In terms of Ayurvedic supplements, Dr. Lonsdorf recommends Radiant Skin at this age, or Elim-Tox-O for a cooling influence if the patient has a lot of Pitta, or an overheated liver. “Youthful Skin Cream is also fabulous at this age, because it’s a time of so much dryness,” she says.
If you’re not already doing a daily warm oil massage, now’s a good time to start, according to Dr. Lonsdorf. “Olive oil and sesame oil are both antioxidant and antibacterial. Abhyanga is also an amazingly calming treatment for your nerves, which helps with detox and purification as well.”
She recounts the tale of a middle-aged patient whose massage therapist asked her, ‘What are you doing for your skin? It’s smoother and more hydrated than the teenagers I’m treating!’ Her secret? The patient had been doing a daily abhyanga from her 20s onward.
According to Dr. Lonsdorf, the skin has a metabolic element called bhrajaka pitta, which processes the oils and emollients that we rub into the skin. Many of the enzymes in the skin are the same as enzymes in the liver. “The skin is like an adjunct liver, and it helps purification. This is why if you don’t eat well, you’ll see it in your skin.”
80s and Beyond: Love the Skin You’re In—and Keep Caring for It
If you’re in your 80s, 90s, and beyond, the best advice is simply to love the skin you’re in, and bask in the beauty, experience, and grace you’ve accumulated over the years. It’s also important to keep on eating well and to stay hydrated.
For added nurturing, says Lonsdorf, “Daily oil massage is important, as are good rest and good exercise. Lifelong exercise helps your circulation, which in turn helps your skin as well. Just remember to protect the skin if you’re exercising outdoors.”

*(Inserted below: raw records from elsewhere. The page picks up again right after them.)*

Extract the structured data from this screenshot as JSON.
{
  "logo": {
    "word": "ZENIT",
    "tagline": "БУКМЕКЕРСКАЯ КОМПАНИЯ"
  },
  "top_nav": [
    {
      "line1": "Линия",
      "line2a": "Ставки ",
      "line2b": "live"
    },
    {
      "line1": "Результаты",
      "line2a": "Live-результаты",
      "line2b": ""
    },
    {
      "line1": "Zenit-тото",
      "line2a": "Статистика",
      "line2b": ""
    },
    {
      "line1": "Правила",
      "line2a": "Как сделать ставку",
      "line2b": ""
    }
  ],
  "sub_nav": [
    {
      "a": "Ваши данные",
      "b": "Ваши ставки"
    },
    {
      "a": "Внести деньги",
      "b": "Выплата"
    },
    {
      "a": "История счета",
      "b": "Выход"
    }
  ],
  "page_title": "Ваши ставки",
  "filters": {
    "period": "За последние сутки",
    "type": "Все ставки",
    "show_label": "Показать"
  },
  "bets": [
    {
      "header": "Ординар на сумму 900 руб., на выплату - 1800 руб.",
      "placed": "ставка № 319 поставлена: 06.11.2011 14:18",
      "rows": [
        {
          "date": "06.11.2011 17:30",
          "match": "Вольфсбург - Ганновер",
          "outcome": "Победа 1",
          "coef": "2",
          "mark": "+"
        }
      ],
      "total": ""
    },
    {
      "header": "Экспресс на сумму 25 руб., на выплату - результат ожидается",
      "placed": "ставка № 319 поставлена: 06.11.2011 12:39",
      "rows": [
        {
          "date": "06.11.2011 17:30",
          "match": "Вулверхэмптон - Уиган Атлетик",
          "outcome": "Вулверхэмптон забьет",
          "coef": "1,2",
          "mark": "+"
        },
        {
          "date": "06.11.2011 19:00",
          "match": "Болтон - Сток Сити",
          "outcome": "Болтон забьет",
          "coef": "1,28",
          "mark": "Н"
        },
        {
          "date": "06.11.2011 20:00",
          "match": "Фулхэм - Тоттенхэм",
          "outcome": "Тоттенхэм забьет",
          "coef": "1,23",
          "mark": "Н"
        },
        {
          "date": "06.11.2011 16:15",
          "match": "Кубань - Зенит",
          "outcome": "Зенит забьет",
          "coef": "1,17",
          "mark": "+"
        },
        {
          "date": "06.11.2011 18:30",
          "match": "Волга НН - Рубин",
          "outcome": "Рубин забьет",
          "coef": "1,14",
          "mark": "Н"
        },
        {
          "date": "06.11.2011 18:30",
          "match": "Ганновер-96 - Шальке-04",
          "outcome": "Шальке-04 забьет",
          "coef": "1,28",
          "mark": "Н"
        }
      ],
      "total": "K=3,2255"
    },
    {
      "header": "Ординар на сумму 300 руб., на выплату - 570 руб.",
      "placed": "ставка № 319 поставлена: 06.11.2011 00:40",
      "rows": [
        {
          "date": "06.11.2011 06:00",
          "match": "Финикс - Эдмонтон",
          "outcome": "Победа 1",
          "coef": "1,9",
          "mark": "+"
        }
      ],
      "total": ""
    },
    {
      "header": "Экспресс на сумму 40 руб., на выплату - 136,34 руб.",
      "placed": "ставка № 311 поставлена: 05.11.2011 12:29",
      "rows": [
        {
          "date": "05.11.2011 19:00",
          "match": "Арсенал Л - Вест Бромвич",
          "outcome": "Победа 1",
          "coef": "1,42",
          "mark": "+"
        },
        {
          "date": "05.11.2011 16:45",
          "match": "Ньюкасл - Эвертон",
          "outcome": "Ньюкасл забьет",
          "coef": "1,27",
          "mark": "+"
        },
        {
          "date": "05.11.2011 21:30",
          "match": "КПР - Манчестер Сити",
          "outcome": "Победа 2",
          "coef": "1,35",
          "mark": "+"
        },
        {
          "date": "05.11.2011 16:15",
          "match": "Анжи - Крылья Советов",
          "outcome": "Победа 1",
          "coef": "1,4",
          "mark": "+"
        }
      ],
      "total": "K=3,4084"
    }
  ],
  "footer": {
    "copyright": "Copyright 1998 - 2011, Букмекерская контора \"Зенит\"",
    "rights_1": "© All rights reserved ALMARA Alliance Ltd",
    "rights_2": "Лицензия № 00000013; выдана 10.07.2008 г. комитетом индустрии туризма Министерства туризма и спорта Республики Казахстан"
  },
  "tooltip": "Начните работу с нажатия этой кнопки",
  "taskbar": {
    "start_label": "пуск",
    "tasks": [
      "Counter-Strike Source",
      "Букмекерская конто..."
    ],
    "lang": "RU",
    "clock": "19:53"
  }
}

As you age, it’s more important than ever to continue consuming healthy fats—not only for the skin, but for the brain as well. Ayurvedic supplements can help, too.

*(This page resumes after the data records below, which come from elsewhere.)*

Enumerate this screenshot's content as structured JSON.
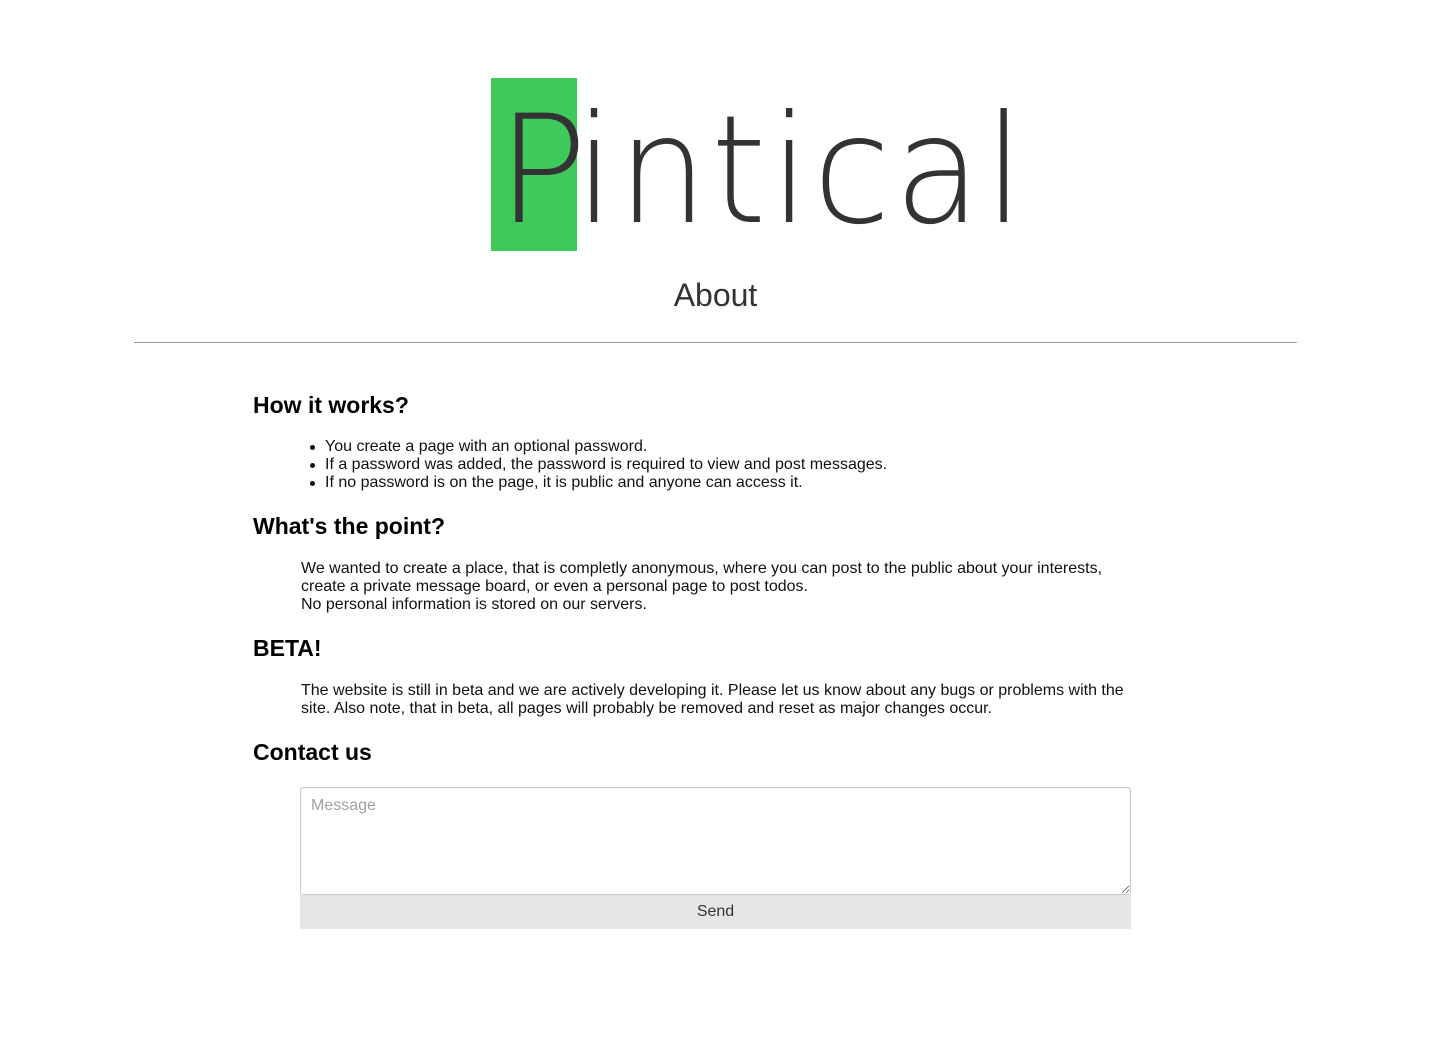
{
  "logo": {
    "first_letter": "P",
    "rest": "intical",
    "accent_color": "#3ec95a"
  },
  "page": {
    "title": "About"
  },
  "how_it_works": {
    "heading": "How it works?",
    "items": [
      "You create a page with an optional password.",
      "If a password was added, the password is required to view and post messages.",
      "If no password is on the page, it is public and anyone can access it."
    ]
  },
  "whats_the_point": {
    "heading": "What's the point?",
    "lines": [
      "We wanted to create a place, that is completly anonymous, where you can post to the public about your interests,",
      "create a private message board, or even a personal page to post todos.",
      "No personal information is stored on our servers."
    ]
  },
  "beta": {
    "heading": "BETA!",
    "lines": [
      "The website is still in beta and we are actively developing it. Please let us know about any bugs or problems with the",
      "site. Also note, that in beta, all pages will probably be removed and reset as major changes occur."
    ]
  },
  "contact": {
    "heading": "Contact us",
    "message_placeholder": "Message",
    "message_value": "",
    "send_label": "Send"
  }
}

“Gotu kola helps keep your memory, mind, and focus sharp at the same time as it’s supporting the collagen in your skin,” says Lonsdorf, who recommends Stress Free Mind and Youthful Skin Cream, which contain this powerful herb.
With these Ayurvedic tips in mind, you’ll be well on your way to healthy, glowing skin at any age.

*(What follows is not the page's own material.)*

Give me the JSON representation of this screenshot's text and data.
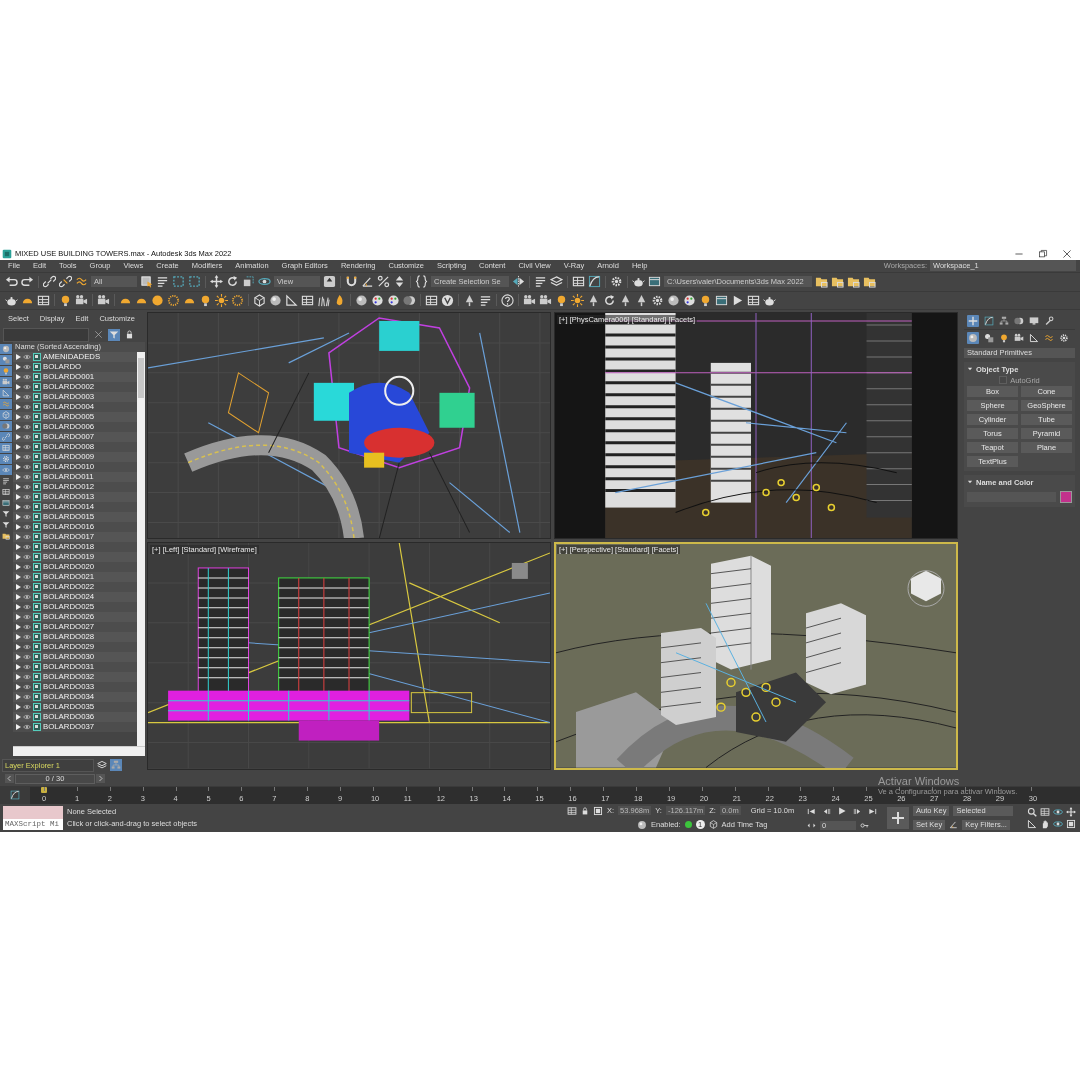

The sole purpose of these articles is to provide information about the tradition of ayurveda. This information is not intended for use in the diagnosis, treatment, cure or prevention of any disease. If you have any serious acute or chronic health concern, please consult a trained health professional who can fully assess your needs and address them effectively. If you are seeking the medical advice of a trained ayurvedic expert, call or e-mail us for the number of a physician in your area. Check with your doctor before taking herbs or using essential oils when pregnant or nursing.
This article originally appeared on the vpk by Maharishi Ayurveda website and is used here with permission